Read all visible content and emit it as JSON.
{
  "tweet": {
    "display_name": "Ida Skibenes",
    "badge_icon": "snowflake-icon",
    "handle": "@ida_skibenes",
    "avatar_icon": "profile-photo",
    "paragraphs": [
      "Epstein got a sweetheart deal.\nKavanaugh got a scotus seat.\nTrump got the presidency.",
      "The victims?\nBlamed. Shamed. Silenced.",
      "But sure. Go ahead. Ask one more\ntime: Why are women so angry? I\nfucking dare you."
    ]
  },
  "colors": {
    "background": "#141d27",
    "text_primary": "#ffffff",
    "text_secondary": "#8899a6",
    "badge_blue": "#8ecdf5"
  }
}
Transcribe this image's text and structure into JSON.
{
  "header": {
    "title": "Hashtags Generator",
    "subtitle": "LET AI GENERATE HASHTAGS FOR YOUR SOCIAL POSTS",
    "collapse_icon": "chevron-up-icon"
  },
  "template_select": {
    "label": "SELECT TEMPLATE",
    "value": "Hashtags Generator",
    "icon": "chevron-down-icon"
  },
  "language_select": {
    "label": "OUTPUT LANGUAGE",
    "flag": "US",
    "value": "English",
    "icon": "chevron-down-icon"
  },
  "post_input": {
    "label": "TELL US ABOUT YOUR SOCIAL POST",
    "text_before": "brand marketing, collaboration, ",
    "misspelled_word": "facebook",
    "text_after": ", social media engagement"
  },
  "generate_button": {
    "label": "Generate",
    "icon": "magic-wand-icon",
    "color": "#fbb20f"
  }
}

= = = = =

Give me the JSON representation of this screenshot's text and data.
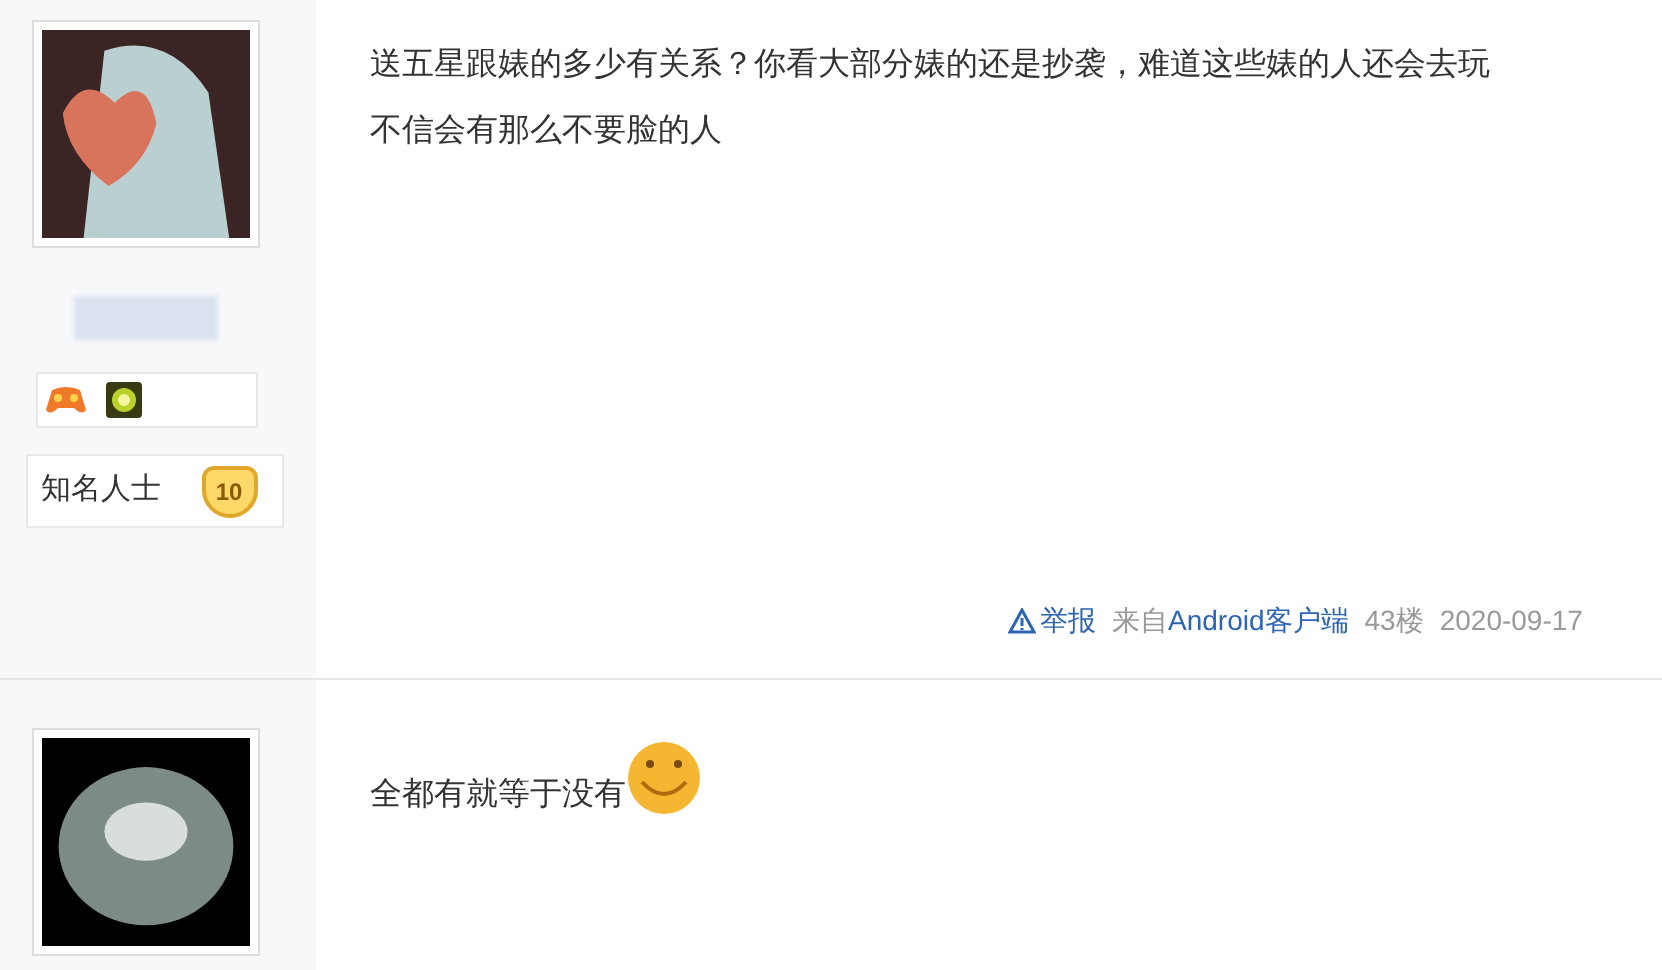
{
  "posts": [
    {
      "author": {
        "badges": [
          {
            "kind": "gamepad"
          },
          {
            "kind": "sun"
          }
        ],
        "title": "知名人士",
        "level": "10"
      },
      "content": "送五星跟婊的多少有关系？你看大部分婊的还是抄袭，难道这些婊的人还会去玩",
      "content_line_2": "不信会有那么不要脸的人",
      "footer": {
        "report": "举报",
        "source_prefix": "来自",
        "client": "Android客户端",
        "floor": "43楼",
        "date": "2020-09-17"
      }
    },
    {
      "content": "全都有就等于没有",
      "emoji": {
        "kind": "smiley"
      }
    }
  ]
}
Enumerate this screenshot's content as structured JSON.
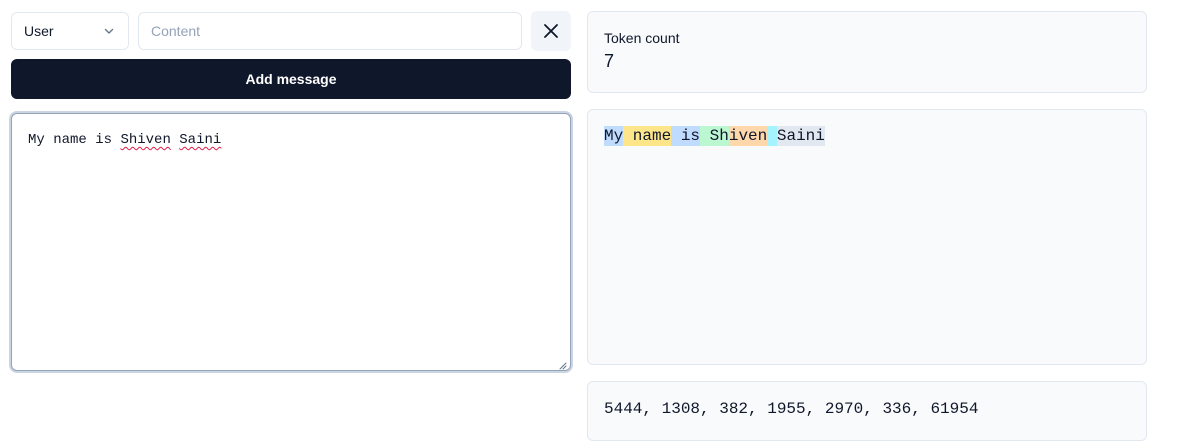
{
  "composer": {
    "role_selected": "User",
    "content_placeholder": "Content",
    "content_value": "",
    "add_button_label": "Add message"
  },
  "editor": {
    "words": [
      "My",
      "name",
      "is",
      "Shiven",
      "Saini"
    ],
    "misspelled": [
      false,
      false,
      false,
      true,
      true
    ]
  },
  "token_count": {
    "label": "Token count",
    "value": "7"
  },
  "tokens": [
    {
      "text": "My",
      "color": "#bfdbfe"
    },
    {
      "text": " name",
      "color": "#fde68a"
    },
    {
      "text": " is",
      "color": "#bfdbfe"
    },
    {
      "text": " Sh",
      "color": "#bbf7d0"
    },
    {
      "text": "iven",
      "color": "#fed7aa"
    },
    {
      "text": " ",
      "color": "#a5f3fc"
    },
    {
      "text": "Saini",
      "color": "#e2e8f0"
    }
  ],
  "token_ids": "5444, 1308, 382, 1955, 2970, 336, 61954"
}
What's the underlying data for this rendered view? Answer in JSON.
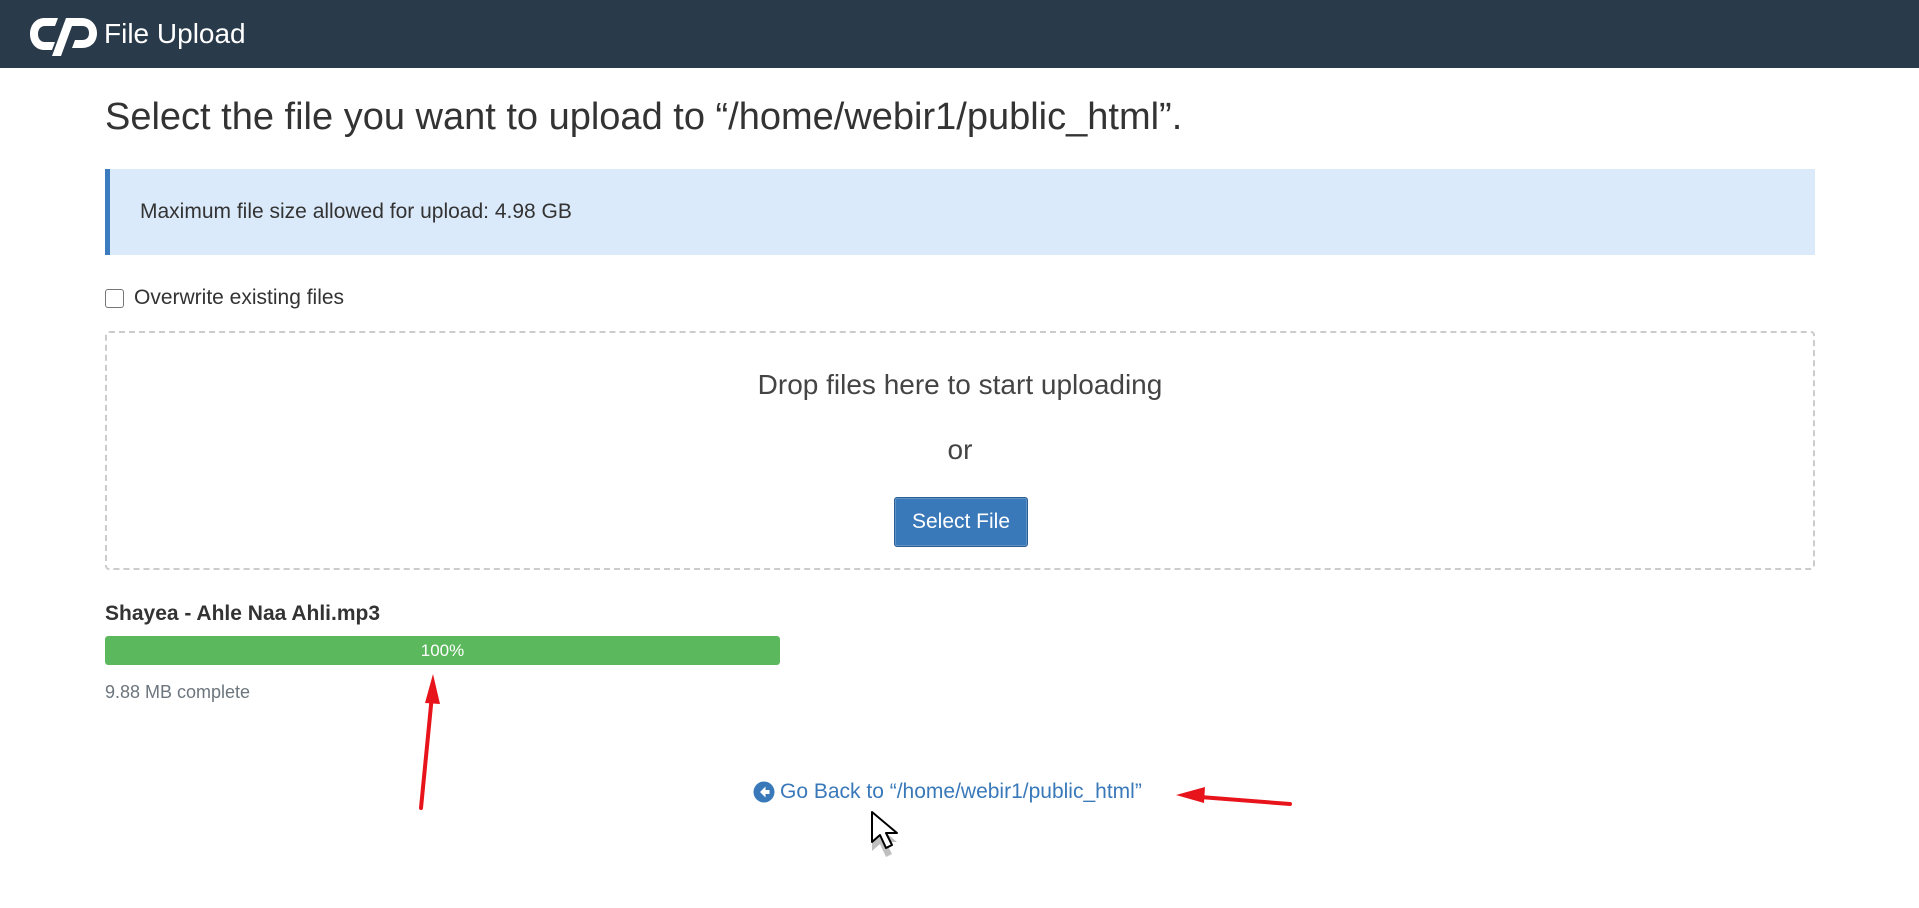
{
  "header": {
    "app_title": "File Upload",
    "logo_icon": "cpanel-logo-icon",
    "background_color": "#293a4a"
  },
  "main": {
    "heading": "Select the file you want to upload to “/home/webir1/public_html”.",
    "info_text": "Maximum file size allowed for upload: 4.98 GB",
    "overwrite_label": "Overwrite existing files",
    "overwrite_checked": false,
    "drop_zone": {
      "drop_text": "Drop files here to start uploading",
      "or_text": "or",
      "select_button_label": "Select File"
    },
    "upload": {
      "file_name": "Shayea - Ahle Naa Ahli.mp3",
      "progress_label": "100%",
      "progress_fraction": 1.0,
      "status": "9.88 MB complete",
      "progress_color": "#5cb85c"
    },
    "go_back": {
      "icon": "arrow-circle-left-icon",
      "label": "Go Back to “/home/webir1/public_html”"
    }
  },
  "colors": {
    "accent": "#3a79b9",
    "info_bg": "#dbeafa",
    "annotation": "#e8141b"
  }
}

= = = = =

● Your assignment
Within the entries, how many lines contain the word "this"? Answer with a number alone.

● Task result
4